Material provided:
====
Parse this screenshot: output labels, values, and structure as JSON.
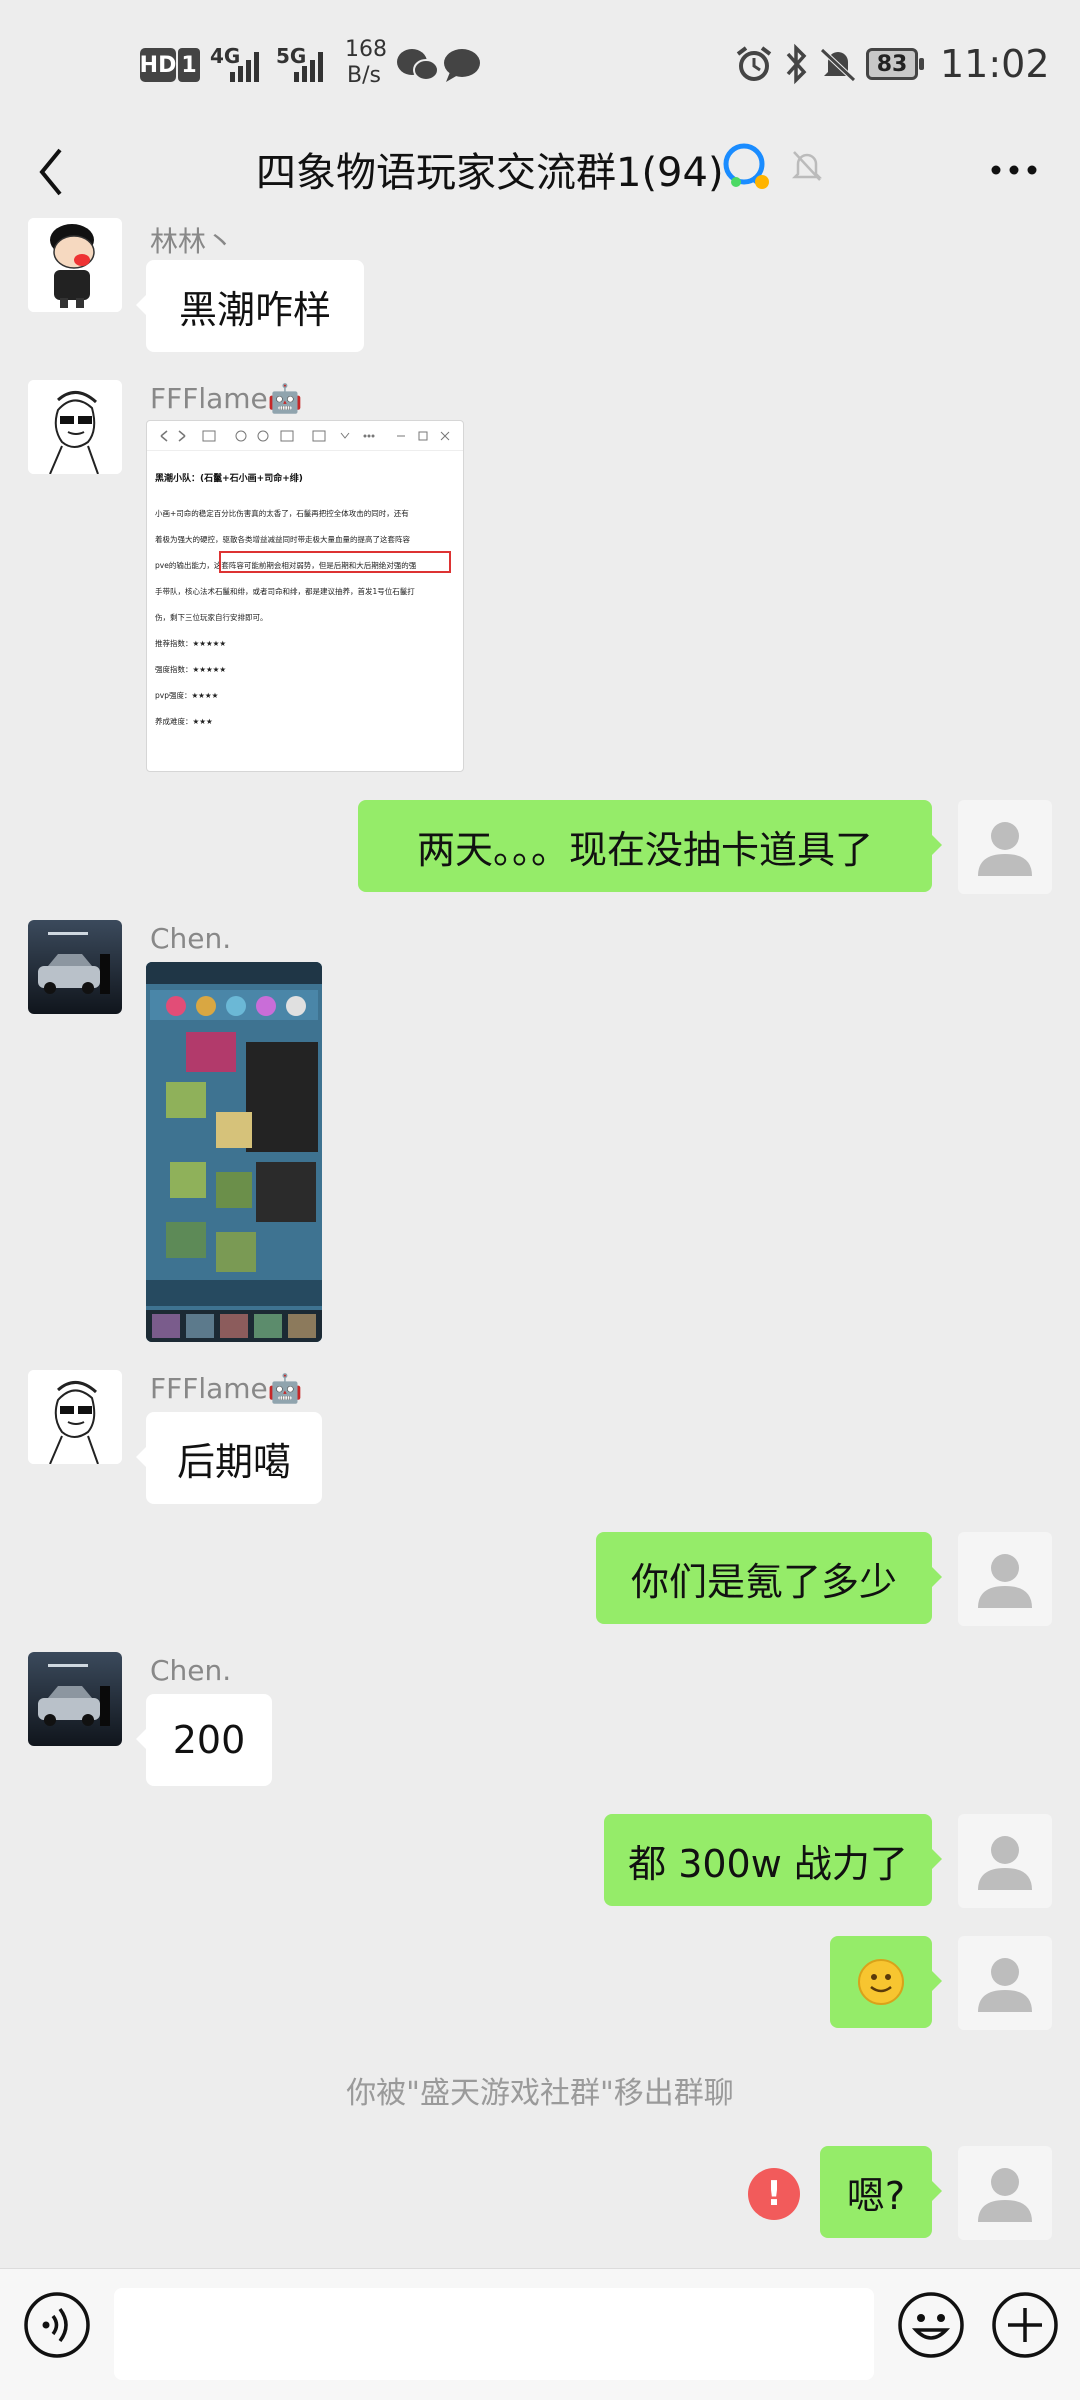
{
  "status_bar": {
    "network": "HD",
    "sim": "1",
    "signal1": "4G",
    "signal2": "5G",
    "speed_value": "168",
    "speed_unit": "B/s",
    "battery": "83",
    "time": "11:02"
  },
  "header": {
    "title": "四象物语玩家交流群1(94)"
  },
  "messages": {
    "m1": {
      "sender": "林林丶",
      "text": "黑潮咋样"
    },
    "m2": {
      "sender": "FFFlame🤖",
      "doc_title": "黑潮小队：(石鬣+石小画+司命+绯)",
      "doc_lines": [
        "小画+司命的稳定百分比伤害真的太香了，石鬣再把控全体攻击的同时，还有",
        "着极为强大的硬控，驱散各类增益减益同时带走极大量血量的提高了这套阵容",
        "pve的输出能力，这套阵容可能前期会相对弱势，但是后期和大后期绝对强的强",
        "手带队，核心法术石鬣和绯，或者司命和绯，都是建议抽养，首发1号位石鬣打",
        "伤，剩下三位玩家自行安排即可。"
      ],
      "doc_ratings": [
        "推荐指数：★★★★★",
        "强度指数：★★★★★",
        "pvp强度：★★★★",
        "养成难度：★★★"
      ]
    },
    "m3": {
      "text": "两天。。。现在没抽卡道具了"
    },
    "m4": {
      "sender": "Chen."
    },
    "m5": {
      "sender": "FFFlame🤖",
      "text": "后期噶"
    },
    "m6": {
      "text": "你们是氪了多少"
    },
    "m7": {
      "sender": "Chen.",
      "text": "200"
    },
    "m8": {
      "text": "都 300w 战力了"
    },
    "m9": {
      "text": "🙂"
    },
    "m10": {
      "text": "嗯?"
    }
  },
  "system_message": "你被\"盛天游戏社群\"移出群聊",
  "error_mark": "!",
  "colors": {
    "background": "#ededed",
    "outgoing_bubble": "#95ec69",
    "incoming_bubble": "#ffffff",
    "error_red": "#f25b5b"
  }
}
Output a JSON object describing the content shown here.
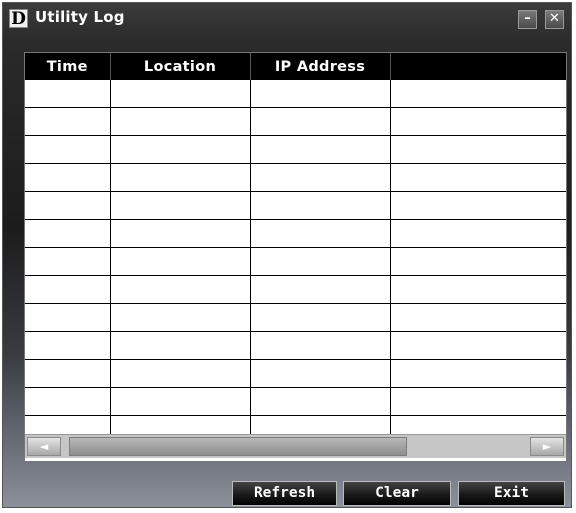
{
  "window": {
    "title": "Utility Log",
    "logo_letter": "D",
    "minimize_glyph": "–",
    "close_glyph": "✕"
  },
  "table": {
    "columns": [
      "Time",
      "Location",
      "IP Address",
      ""
    ],
    "rows": [
      [
        "",
        "",
        "",
        ""
      ],
      [
        "",
        "",
        "",
        ""
      ],
      [
        "",
        "",
        "",
        ""
      ],
      [
        "",
        "",
        "",
        ""
      ],
      [
        "",
        "",
        "",
        ""
      ],
      [
        "",
        "",
        "",
        ""
      ],
      [
        "",
        "",
        "",
        ""
      ],
      [
        "",
        "",
        "",
        ""
      ],
      [
        "",
        "",
        "",
        ""
      ],
      [
        "",
        "",
        "",
        ""
      ],
      [
        "",
        "",
        "",
        ""
      ],
      [
        "",
        "",
        "",
        ""
      ],
      [
        "",
        "",
        "",
        ""
      ]
    ]
  },
  "scrollbar": {
    "left_glyph": "◄",
    "right_glyph": "►"
  },
  "buttons": {
    "refresh": "Refresh",
    "clear": "Clear",
    "exit": "Exit"
  }
}
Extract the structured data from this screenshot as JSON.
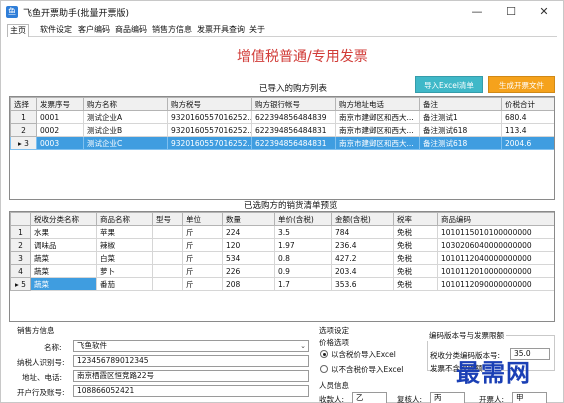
{
  "window": {
    "title": "飞鱼开票助手(批量开票版)",
    "minimize_glyph": "—",
    "maximize_glyph": "☐",
    "close_glyph": "✕"
  },
  "menu": [
    "主页",
    "软件设定",
    "客户编码",
    "商品编码",
    "销售方信息",
    "发票开具查询",
    "关于"
  ],
  "page_title": "增值税普通/专用发票",
  "buyers": {
    "title": "已导入的购方列表",
    "import_button": "导入Excel清单",
    "generate_button": "生成开票文件",
    "columns": [
      "选择",
      "发票序号",
      "购方名称",
      "购方税号",
      "购方银行帐号",
      "购方地址电话",
      "备注",
      "价税合计"
    ],
    "rows": [
      {
        "marker": "1",
        "seq": "0001",
        "name": "测试企业A",
        "taxid": "932016055701625​2...",
        "bank": "622394856484839",
        "addr": "南京市建邺区和西大...",
        "note": "备注测试1",
        "total": "680.4"
      },
      {
        "marker": "2",
        "seq": "0002",
        "name": "测试企业B",
        "taxid": "9320160557016252...",
        "bank": "622394856484831",
        "addr": "南京市建邺区和西大...",
        "note": "备注测试618",
        "total": "113.4"
      },
      {
        "marker": "▸ 3",
        "seq": "0003",
        "name": "测试企业C",
        "taxid": "9320160557016252...",
        "bank": "622394856484831",
        "addr": "南京市建邺区和西大...",
        "note": "备注测试618",
        "total": "2004.6"
      }
    ]
  },
  "goods": {
    "title": "已选购方的销货清单预览",
    "columns": [
      "",
      "税收分类名称",
      "商品名称",
      "型号",
      "单位",
      "数量",
      "单价(含税)",
      "金额(含税)",
      "税率",
      "商品编码"
    ],
    "rows": [
      {
        "marker": "1",
        "cat": "水果",
        "name": "苹果",
        "model": "",
        "unit": "斤",
        "qty": "224",
        "price": "3.5",
        "amount": "784",
        "rate": "免税",
        "code": "1010115010100000000"
      },
      {
        "marker": "2",
        "cat": "调味品",
        "name": "辣椒",
        "model": "",
        "unit": "斤",
        "qty": "120",
        "price": "1.97",
        "amount": "236.4",
        "rate": "免税",
        "code": "1030206040000000000"
      },
      {
        "marker": "3",
        "cat": "蔬菜",
        "name": "白菜",
        "model": "",
        "unit": "斤",
        "qty": "534",
        "price": "0.8",
        "amount": "427.2",
        "rate": "免税",
        "code": "1010112040000000000"
      },
      {
        "marker": "4",
        "cat": "蔬菜",
        "name": "萝卜",
        "model": "",
        "unit": "斤",
        "qty": "226",
        "price": "0.9",
        "amount": "203.4",
        "rate": "免税",
        "code": "1010112010000000000"
      },
      {
        "marker": "▸ 5",
        "cat": "蔬菜",
        "name": "番茄",
        "model": "",
        "unit": "斤",
        "qty": "208",
        "price": "1.7",
        "amount": "353.6",
        "rate": "免税",
        "code": "1010112090000000000"
      }
    ]
  },
  "seller": {
    "group_title": "销售方信息",
    "name_label": "名称:",
    "name_value": "飞鱼软件",
    "taxid_label": "纳税人识别号:",
    "taxid_value": "123456789012345",
    "addr_label": "地址、电话:",
    "addr_value": "南京栖霞区恒竞路22号",
    "bank_label": "开户行及账号:",
    "bank_value": "108866052421"
  },
  "options": {
    "group_title": "选项设定",
    "price_title": "价格选项",
    "radio_incl": "以含税价导入Excel",
    "radio_excl": "以不含税价导入Excel",
    "version_title": "编码版本号与发票限额",
    "version_label": "税收分类编码版本号:",
    "version_value": "35.0",
    "limit_label": "发票不含税限额",
    "people_title": "人员信息",
    "payee_label": "收款人:",
    "payee_value": "乙",
    "reviewer_label": "复核人:",
    "reviewer_value": "丙",
    "drawer_label": "开票人:",
    "drawer_value": "甲"
  },
  "watermark": "最需网",
  "colors": {
    "title_red": "#d13c38",
    "import_btn": "#3fb8c8",
    "generate_btn": "#f5a21c",
    "selected_row": "#3f9de0",
    "watermark_blue": "#1a3fb5"
  }
}
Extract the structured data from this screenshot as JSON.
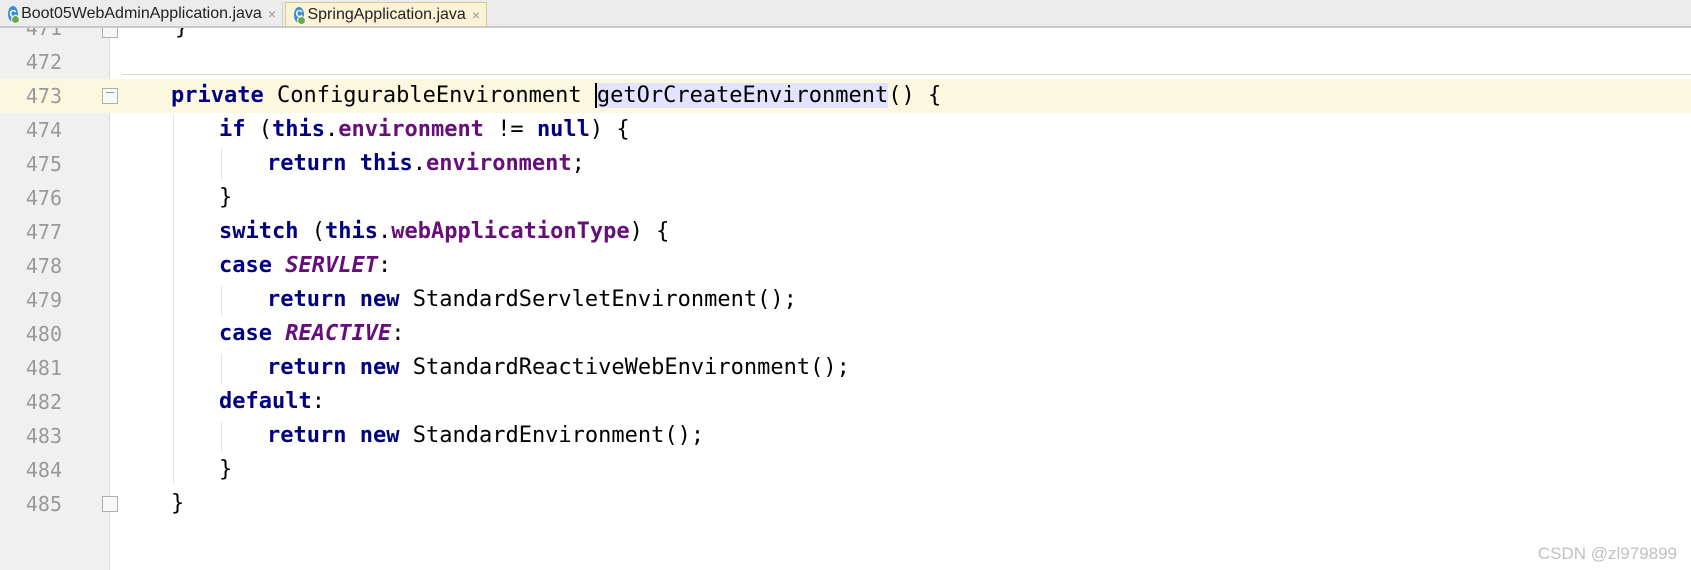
{
  "tabs": [
    {
      "label": "Boot05WebAdminApplication.java",
      "active": false
    },
    {
      "label": "SpringApplication.java",
      "active": true
    }
  ],
  "close_glyph": "×",
  "editor": {
    "current_line": "473",
    "lines": [
      {
        "num": "471",
        "text": "    }"
      },
      {
        "num": "472",
        "text": ""
      },
      {
        "num": "473",
        "text": "private ConfigurableEnvironment getOrCreateEnvironment() {"
      },
      {
        "num": "474",
        "text": "if (this.environment != null) {"
      },
      {
        "num": "475",
        "text": "return this.environment;"
      },
      {
        "num": "476",
        "text": "}"
      },
      {
        "num": "477",
        "text": "switch (this.webApplicationType) {"
      },
      {
        "num": "478",
        "text": "case SERVLET:"
      },
      {
        "num": "479",
        "text": "return new StandardServletEnvironment();"
      },
      {
        "num": "480",
        "text": "case REACTIVE:"
      },
      {
        "num": "481",
        "text": "return new StandardReactiveWebEnvironment();"
      },
      {
        "num": "482",
        "text": "default:"
      },
      {
        "num": "483",
        "text": "return new StandardEnvironment();"
      },
      {
        "num": "484",
        "text": "}"
      },
      {
        "num": "485",
        "text": "}"
      }
    ]
  },
  "tokens": {
    "private": "private",
    "configurable_environment": "ConfigurableEnvironment",
    "method_name": "getOrCreateEnvironment",
    "parens_brace": "() {",
    "if": "if",
    "this": "this",
    "environment": "environment",
    "ne": "!=",
    "null": "null",
    "return": "return",
    "new": "new",
    "switch": "switch",
    "web_application_type": "webApplicationType",
    "case": "case",
    "servlet": "SERVLET",
    "reactive": "REACTIVE",
    "default": "default",
    "standard_servlet_environment": "StandardServletEnvironment();",
    "standard_reactive_web_environment": "StandardReactiveWebEnvironment();",
    "standard_environment": "StandardEnvironment();"
  },
  "watermark": "CSDN @zl979899",
  "colors": {
    "keyword": "#000080",
    "field": "#660e7a",
    "current_line_bg": "#fcf8e0",
    "method_highlight": "#e3e3ff",
    "active_tab_bg": "#fbf3d6"
  }
}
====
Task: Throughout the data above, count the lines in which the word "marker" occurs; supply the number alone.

Written solution: 8